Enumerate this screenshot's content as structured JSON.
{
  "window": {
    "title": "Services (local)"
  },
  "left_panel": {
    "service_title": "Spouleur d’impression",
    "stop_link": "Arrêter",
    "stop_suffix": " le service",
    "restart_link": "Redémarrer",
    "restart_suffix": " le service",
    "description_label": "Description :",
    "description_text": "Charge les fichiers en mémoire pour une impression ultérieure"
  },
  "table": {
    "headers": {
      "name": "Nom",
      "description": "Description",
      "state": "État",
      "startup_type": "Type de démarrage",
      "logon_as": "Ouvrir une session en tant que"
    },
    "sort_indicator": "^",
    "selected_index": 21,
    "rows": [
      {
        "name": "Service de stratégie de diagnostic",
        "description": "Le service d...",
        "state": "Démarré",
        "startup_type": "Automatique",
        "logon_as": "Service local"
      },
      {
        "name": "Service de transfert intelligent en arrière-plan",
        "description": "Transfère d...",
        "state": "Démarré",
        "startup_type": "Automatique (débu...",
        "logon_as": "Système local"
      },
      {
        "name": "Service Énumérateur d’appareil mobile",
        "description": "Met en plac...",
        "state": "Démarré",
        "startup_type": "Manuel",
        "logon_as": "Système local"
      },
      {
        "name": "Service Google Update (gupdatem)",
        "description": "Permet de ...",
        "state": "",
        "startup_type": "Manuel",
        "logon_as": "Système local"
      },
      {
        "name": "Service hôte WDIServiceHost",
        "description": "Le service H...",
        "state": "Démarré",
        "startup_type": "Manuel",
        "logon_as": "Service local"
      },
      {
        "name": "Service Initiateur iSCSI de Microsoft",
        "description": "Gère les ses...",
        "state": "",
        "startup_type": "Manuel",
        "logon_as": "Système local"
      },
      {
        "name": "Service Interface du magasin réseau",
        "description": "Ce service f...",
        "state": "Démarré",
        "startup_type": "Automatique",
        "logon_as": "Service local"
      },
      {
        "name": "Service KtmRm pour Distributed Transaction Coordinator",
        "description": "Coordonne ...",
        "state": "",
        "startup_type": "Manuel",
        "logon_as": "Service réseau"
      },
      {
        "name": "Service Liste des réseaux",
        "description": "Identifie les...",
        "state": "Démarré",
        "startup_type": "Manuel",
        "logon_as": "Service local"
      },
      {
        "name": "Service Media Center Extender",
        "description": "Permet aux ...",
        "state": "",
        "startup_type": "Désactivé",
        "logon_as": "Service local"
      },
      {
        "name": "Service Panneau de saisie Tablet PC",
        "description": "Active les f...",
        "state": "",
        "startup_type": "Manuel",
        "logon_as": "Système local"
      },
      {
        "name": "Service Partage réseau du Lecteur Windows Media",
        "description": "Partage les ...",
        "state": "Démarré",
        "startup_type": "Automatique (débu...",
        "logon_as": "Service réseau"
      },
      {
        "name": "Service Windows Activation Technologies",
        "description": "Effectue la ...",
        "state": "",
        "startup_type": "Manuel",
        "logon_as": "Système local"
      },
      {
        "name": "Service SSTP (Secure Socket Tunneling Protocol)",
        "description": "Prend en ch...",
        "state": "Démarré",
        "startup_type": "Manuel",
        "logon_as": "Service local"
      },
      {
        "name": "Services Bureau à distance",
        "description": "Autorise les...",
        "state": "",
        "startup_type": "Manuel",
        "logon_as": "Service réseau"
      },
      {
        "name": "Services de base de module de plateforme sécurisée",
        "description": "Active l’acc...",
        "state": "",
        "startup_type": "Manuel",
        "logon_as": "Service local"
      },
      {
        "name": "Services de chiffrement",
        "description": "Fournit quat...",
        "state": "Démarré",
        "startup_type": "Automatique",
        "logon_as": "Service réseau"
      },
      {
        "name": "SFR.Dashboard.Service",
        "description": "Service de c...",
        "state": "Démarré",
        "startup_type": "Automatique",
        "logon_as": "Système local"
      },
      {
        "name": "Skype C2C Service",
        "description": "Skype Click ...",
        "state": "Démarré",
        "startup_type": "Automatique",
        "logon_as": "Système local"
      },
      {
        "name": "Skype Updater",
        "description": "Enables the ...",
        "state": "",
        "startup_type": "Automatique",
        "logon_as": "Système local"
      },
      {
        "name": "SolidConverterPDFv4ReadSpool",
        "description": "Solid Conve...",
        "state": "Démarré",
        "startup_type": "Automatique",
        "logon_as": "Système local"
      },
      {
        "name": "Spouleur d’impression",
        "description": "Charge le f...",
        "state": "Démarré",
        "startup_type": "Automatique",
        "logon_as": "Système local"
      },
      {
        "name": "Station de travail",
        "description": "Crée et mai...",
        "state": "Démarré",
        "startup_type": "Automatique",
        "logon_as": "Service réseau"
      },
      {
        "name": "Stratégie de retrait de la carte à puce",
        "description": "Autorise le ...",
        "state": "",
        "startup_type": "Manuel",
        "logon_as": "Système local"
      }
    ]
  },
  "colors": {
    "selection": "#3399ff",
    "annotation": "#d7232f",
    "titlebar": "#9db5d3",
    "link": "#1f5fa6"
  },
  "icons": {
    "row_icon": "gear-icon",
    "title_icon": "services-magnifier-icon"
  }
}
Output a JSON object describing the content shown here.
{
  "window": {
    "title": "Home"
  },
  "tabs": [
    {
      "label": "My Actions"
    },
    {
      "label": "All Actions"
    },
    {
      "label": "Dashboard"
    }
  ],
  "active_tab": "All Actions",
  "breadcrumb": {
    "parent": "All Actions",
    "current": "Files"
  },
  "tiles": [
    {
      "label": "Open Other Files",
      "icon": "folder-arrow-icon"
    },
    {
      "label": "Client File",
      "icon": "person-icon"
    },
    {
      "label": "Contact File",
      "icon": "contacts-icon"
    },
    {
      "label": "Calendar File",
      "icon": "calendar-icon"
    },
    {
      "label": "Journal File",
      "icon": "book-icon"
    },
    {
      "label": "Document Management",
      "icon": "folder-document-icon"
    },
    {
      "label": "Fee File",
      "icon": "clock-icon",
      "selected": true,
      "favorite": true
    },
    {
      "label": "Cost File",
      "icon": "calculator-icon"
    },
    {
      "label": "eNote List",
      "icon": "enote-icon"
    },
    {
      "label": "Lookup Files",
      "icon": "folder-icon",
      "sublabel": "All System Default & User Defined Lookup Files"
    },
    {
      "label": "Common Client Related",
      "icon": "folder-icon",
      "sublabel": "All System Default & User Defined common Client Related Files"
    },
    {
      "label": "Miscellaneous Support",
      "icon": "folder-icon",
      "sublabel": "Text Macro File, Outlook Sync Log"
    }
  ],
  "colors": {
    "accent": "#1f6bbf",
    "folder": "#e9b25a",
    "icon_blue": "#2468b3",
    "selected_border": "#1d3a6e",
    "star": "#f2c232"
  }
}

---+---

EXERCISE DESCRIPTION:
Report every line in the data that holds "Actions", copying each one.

RESULT:
      "label": "My Actions"
      "label": "All Actions"
  "active_tab": "All Actions",
    "parent": "All Actions",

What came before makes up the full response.